  42. Hyperleukocytosis in AML Normal Patient (WBC 250K) NEJM 2003;349:767 26 yo with fever, encephalopathy, retinopathy, dyspnea, lymphadenopathy

  43. Information used in classification ACUTE LEUKEMIA Clinical setting Morphology Histochemistry Surface markers Cytogenetics Molecular genetics

  44. Adverse prognostic features ACUTE LEUKEMIA Old age, poor performance status Therapy-induced Prior myelodysplastic/myeloproliferative disorder High tumor burden Cytogenetics: Ph1 chromosome, deletion of 5 or 7, multiple cytogenetic abnormalities

  45. ACUTE MYELOGENOUS LEUKEMIA Affected cell: myeloid stem cell or committed progenitor cell Differentiation: arrested at early stage, with absent or decreased maturation Kinetics: marrow replacement by immature cells, decreased normal hematopoiesis Marrow: usually markedly hyercellular with preponderance of blast forms Hypocellular variants known Peripheral blood: variable decrease in all cell lines with or without circulating immature cells

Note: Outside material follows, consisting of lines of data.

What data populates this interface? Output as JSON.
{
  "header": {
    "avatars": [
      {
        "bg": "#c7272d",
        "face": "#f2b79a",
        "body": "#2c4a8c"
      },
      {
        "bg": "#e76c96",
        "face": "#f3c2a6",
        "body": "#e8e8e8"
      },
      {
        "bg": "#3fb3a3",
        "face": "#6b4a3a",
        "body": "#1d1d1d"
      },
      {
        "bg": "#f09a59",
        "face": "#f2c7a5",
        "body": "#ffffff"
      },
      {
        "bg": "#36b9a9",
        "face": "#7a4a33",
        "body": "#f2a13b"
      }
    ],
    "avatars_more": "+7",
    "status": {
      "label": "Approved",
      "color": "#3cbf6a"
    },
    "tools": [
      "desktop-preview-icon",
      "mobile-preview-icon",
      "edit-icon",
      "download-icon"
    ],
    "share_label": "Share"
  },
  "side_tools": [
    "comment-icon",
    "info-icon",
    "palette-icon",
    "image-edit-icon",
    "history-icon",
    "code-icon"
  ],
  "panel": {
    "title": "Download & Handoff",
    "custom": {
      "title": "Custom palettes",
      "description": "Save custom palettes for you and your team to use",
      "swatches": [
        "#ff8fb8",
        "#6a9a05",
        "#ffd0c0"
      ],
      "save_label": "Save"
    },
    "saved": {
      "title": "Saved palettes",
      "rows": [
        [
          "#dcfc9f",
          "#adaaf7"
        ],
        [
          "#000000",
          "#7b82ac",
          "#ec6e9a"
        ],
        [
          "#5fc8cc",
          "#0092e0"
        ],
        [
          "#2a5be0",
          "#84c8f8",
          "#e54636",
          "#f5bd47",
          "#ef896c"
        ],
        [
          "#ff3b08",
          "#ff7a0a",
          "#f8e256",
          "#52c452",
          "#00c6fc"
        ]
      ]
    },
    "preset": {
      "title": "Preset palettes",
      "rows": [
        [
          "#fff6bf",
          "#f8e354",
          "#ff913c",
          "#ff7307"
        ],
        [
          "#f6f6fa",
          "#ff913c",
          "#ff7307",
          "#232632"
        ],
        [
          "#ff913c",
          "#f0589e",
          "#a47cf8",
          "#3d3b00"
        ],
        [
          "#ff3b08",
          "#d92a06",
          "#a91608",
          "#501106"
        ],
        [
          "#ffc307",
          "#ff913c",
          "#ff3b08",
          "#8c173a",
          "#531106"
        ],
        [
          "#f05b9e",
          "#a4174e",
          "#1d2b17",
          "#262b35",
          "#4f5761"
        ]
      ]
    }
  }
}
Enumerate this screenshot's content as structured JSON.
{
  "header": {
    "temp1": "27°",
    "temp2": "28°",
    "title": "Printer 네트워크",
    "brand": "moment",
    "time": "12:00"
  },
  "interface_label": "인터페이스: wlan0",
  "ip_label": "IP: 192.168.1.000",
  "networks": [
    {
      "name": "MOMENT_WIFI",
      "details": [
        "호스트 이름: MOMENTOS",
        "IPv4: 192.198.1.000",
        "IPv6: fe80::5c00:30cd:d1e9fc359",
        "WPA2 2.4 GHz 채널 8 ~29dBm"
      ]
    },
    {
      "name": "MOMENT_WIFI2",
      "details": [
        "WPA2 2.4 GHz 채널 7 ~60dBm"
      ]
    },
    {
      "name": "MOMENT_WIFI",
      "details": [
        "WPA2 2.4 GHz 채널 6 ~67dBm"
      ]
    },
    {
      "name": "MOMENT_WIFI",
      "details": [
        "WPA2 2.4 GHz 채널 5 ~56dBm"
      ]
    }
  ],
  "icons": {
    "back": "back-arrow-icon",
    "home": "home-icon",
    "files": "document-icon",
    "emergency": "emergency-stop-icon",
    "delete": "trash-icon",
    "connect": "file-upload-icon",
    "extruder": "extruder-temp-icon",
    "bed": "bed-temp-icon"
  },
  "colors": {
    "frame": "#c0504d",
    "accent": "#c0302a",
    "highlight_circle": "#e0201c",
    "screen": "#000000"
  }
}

  46. Epidemiology ACUTE MYELOGENOUS LEUKEMIA 90% of adult acute leukemia: 2.2 deaths/100,000/yr Incidence rises with age Risk factors: exposure to ionizing radiation, alkylating agents and other mutagens (implicated in10-15% of all cases), certain organic solvents (benzene) Precursor diseases: myelodysplastic & myeloproliferative disorders, myeloma, aplastic anemia, Down syndrome, Klinefelter syndrome, Fanconi syndrome, Bloom syndrome

  47. FAB (French-American-British) classification ACUTE MYELOGENOUS LEUKEMIAS M0 (minimal differentiation) M1 (myeloid blasts) M2 (some differentiation) M3 (promyelocytic) M4 (myelomonocytic) M5 (monocytic) M6 (erythroleukemia) M7 (megakaryoblastic leukemia) Unclassifiable (evolved from MDS, other secondary leukemias) Newer classification schemes place more emphasis on cytogenetics and less on morphology

  48. WHO classification of AML • AML with recurrent cytogenetic abnormalities • t(8;21) • inv(16) • Acute promyelocytic leukemia – t(15;17) and variants • AML with 11q23 (MLL gene) abnormalities • AML with multilineage dysplasia • AML/MDS, therapy-related • AML not otherwise categorized • Minimally differentiated • Without maturation • With maturation • Acute myelomonocytic leukemia • Acute monoblastic and monocytic leukemia • Acute erythroid leukemia • Acute megakaryblastic leukemia • Acute basophilic leukemia • Acute panmyelosis with myelofibrosis • Myeloid sarcoma • AML with ambiguous lineage • Undifferentiated AML • Bilineal AML • Biphenotypic AML

  49. (APML; FAB M3) ACUTE PROMYELOCYTIC LEUKEMIA t (15;17) Translocation involves retinoic acid receptor gene High incidence of DIC/fibrinolysis All-trans retinoic acid induces remission in high proportion of cases Favorable prognosis

  50. M1 M0